The patrons, who were mostly decked out in the national colours, heard hits from groups and artistes such as Spice & Company, Smokey Burke, Tony Grazettes, Richard Stoute, Rupee, Biggie Irie, RBP, Allison Hinds and Edwin, Arturo Toppin, Peter Ram, Mr Dale, Damian Marvay, Two Mile Hill, Lil Rick, Wendy Alleyne, saxophonist Elan Trotman and calypso queen Aziza, among others. However no one made the crowd go wild like Grynner.
With his signature tunes and movements, he thoroughly entertained the crowd and had patrons shouting “we want more, we want more” as he made his way off-stage. But it was to no avail. As they say, the show must go on, and “de old dog’s” appearance came around the midnight mark in any case.
Barbadian Kathy Cummins, who has been living in New York for the past 40 years, said: “It was excellent; much more than expected. I am proud to be a Bajan”.
Andrea Dennis, who lives in England and whose mother was Barbadian, said she made the trip home for her mother.
“She passed away on January 4 this year and it was her intention to come home for the 50th, so I did it for her.”
As performers took to the stage, backed by dancers for all genres of music and our very own Mother Sally, patrons grooved and moved to the hits, clearly having a grand time.
However, disappointment came just around 2 a.m. after a video tribute to Rihanna, who had earlier made a brief appearance on stage during the singing of the National Anthem, began on the big screens. Fans began to run to the front of the stage anticipating that home girl RiRi would perform, but it was not to be.
Instead, the trio of Nikita, Ch’an and Betty Griffith-Payne paid tribute to the pop star. And while the performance was credible, the crowd basically stood still, wondering if Rihanna would ever appear.
“I am disappointed, especially in the prelude. You are sitting down waiting, you get excited, but then you get duped. The girls are good, but they do not have her swag,” Gayle Pilgrim from Brooklyn told Barbados TODAY.
Another patron, Shanelle Richards from Toronto said: “They were good, but everyone was expecting Rihanna to perform and that’s where the disappointment came.”
Those sentiments were echoed by Shakeila Browne and Kyla Straughn of St George.
“Very, very entertaining but, to me, Rihanna could have sung just one song,” Browne said
However, Jeremy Marshall from St James was not perturbed.
“Tonight’s show was brilliant. No disappointing moments,” he told Barbados TODAY.

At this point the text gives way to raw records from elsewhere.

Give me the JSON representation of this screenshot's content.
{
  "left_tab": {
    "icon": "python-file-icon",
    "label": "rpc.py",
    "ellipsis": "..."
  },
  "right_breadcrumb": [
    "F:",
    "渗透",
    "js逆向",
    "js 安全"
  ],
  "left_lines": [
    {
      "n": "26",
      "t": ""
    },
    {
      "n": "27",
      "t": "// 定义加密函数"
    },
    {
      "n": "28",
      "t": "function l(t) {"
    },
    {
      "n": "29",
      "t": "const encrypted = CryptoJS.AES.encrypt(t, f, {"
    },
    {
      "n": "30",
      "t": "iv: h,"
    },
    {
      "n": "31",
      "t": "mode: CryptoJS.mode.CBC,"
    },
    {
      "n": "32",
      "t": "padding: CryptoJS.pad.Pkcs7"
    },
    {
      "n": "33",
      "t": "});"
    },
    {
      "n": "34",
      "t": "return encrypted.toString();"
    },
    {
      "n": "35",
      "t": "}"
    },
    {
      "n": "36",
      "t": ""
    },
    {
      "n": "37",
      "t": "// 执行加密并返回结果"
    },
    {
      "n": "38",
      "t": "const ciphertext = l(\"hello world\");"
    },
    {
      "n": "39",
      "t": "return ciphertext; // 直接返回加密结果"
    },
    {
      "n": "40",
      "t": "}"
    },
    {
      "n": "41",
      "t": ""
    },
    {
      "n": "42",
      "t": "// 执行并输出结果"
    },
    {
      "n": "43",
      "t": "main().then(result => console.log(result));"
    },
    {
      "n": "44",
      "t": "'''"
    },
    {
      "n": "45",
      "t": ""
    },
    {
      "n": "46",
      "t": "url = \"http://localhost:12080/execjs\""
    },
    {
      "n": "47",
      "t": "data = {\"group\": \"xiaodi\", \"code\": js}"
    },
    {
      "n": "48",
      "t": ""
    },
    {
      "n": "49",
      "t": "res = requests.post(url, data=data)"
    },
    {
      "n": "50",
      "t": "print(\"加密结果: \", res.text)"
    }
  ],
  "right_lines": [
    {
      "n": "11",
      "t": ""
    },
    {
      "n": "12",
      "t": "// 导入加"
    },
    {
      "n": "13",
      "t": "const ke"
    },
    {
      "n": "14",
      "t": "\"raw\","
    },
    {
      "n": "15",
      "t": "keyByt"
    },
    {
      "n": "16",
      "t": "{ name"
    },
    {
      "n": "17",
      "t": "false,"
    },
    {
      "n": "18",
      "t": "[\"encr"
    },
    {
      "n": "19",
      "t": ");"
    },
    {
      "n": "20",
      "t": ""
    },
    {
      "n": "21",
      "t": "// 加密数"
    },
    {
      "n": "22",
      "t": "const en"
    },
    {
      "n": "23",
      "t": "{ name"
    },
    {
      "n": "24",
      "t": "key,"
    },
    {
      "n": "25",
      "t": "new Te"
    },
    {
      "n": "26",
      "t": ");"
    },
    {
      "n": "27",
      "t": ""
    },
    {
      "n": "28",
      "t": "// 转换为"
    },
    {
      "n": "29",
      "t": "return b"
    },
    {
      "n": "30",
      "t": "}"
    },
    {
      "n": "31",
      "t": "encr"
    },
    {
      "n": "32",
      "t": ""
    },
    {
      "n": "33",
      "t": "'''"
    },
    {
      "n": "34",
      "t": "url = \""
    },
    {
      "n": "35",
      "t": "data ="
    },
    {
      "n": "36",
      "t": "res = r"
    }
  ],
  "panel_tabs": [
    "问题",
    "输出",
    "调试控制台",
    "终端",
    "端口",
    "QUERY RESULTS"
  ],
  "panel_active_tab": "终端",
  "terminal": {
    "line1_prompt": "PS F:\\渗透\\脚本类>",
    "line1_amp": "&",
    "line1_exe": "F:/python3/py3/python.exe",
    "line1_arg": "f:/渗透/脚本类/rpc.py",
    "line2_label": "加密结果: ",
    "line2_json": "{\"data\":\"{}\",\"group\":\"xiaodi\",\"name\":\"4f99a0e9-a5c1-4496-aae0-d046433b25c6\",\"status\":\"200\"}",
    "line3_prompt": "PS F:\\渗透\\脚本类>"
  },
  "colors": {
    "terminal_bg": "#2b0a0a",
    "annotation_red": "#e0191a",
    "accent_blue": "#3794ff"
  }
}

After an over five-hour show, great company, food, drink and dancing, the curtain came down with a three-minute long fireworks display to Lil Rick’s Party Monarch tune Iz a Bajan. And although they didn’t pay a cent, if they had, patrons would certainly have agreed that they got their money’s worth.